Reforestation has been underway here since fall 2019 – and not just with any old trees. A mix of 15 tree species, from the native checker tree via the Norway maple through to the Corsican black pine and the North American Douglas fir, are growing here on a plot partly provided by OMV for the climate-research forest.
What will the climate-fit forest of the future look like? Which species of tree and type of forest will be particularly adept at dealing with global warming and the ever more frequent extreme weather events? The climate-research forest promises key answers.
Silvio Schüler, Head of the Department of Forest Growth and Silviculture at the Austrian Research Centre for Forests (BFW)
Climate change: (Mixed) forests as part of the solution
Apart from the fact that they remove particulate matter from the air, protect us from natural hazards, store water, have a cooling effect, and provide a habitat for countless species of animal and plant life, forests are also seen as part of the solution when it comes to the climate debate: Trees take carbon dioxide out of the atmosphere and bind it as carbon in the wood. This makes forests a natural CO2 store. The problem here? “In the meantime even the largest forest cannot absorb all of the surplus CO2”, says Silvio Schüler, the ‘head forester’ for the climate-research forest. “Woodland in Austria already binds 3.6 million metric tons of CO2; that’s 40 times Austria’s annual carbon-dioxide emissions”.
Added to this is the issue that climate change and global warming are proving a challenge for many native tree species. The trees have to do battle with extreme weather events and drought stress, making them more susceptible to disease or to pests like the notorious bark beetle. “All of this leads to the forest losing its natural ability to take CO2 and store it”, explains Silvio Schüler. And this in turn means that even more CO2 goes back into the atmosphere and exacerbates global warming.
Wild cherry, ponderosa pine, Atlas cedar: Which will edge ahead and put down roots?
Back to the Weinviertel. The region is one of Austria’s driest. This gives us an idea today of what the climate might look like somewhere else 50 years from now. Ideal conditions for discovering which types of tree are good at dealing with the extreme weather events that are expected to occur more frequently – drought, heavy rain, storms.

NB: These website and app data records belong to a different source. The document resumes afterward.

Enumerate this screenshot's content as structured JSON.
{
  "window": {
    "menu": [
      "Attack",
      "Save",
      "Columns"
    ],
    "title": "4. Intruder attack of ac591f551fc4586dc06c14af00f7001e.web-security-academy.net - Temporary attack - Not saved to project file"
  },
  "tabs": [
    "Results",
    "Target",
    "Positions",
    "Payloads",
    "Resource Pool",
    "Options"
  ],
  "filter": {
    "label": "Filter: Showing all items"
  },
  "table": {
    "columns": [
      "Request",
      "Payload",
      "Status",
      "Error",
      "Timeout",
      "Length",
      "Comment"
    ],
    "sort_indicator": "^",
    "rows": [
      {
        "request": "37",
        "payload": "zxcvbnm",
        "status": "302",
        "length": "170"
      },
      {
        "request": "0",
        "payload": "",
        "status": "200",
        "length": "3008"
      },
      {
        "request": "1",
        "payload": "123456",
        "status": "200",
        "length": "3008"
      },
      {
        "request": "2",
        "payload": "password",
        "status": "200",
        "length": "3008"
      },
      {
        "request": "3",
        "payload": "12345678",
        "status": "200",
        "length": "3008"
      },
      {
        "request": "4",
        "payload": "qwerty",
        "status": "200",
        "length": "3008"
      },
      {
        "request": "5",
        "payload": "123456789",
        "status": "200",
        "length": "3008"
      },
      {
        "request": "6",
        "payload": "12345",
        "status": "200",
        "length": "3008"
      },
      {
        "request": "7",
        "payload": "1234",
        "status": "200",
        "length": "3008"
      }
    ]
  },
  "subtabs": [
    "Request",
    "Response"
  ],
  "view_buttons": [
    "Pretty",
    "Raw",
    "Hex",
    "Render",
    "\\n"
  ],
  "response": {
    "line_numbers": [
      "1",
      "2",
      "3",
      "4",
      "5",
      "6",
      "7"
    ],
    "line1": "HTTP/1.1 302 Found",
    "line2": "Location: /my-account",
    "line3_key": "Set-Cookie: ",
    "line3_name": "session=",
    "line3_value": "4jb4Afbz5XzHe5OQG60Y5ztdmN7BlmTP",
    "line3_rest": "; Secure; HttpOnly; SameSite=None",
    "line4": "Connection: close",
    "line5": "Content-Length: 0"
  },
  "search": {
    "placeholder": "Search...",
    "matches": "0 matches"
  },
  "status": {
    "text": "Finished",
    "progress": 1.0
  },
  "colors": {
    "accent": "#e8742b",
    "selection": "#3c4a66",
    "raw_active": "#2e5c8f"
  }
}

So what does it look like, the forest of the future? One thing is certain: “Mixed forests of deciduous trees and conifers hold the greatest potential for storing CO2”, says Silvio Schüler. “We’ll know more in around two years. That’s when we’ll see which of the trees we planted in 2019 have successfully established themselves. And then five years after that we’ll see how they differ in terms of growth”.
A forest full of possibilities
The first 1,500 saplings were planted in 2019. In the meantime, there are now more than 10,000 young trees – by 2030 the climate-research forest is set to reach an impressive height of three to five meters. While that is happening, we’ll not only see which tree species are winning the race. With the aid of weather stations and soil moisture sensors, the project team is also investigating how the microclimate changes in the forest over time and what impact the type of tree has on the availability of groundwater – in case drinking water becomes scarce for us humans during longer drought periods. What’s more, Silvio Schüler and his team are interested in which different insects and birds find sustenance and habitat in the different trees. The climate-research forest should also be a site for teaching and learning – and in a few years it should fulfil the motto of this year’s International Day of Forests: Providing a path to recovery and well-being in the sparsely wooded Weinviertel.
Every forest begins with the first tree – we accompanied the major 2019 planting initiative with our camera. And here’s the video:
Facts & Figures
- The climate-research forest is a joint project by OMV, the Austrian Research Center for Forests (BFW) and the Federal Ministry for Agriculture, Regions and Tourism.
- Project term: 2019-2030
- 15 native and non-native tree species
- Area: 5.5 hectares. These 5,5 hectares of forest in Weinviertel absorb around 20 metric tons of CO2 per year.
- Austria’s forests bind around 1 billion metric tons of carbon and 3.6 billion metric tons of CO2 in the biomass and soil on an area of four million hectares (around 48% of the landmass of Austria).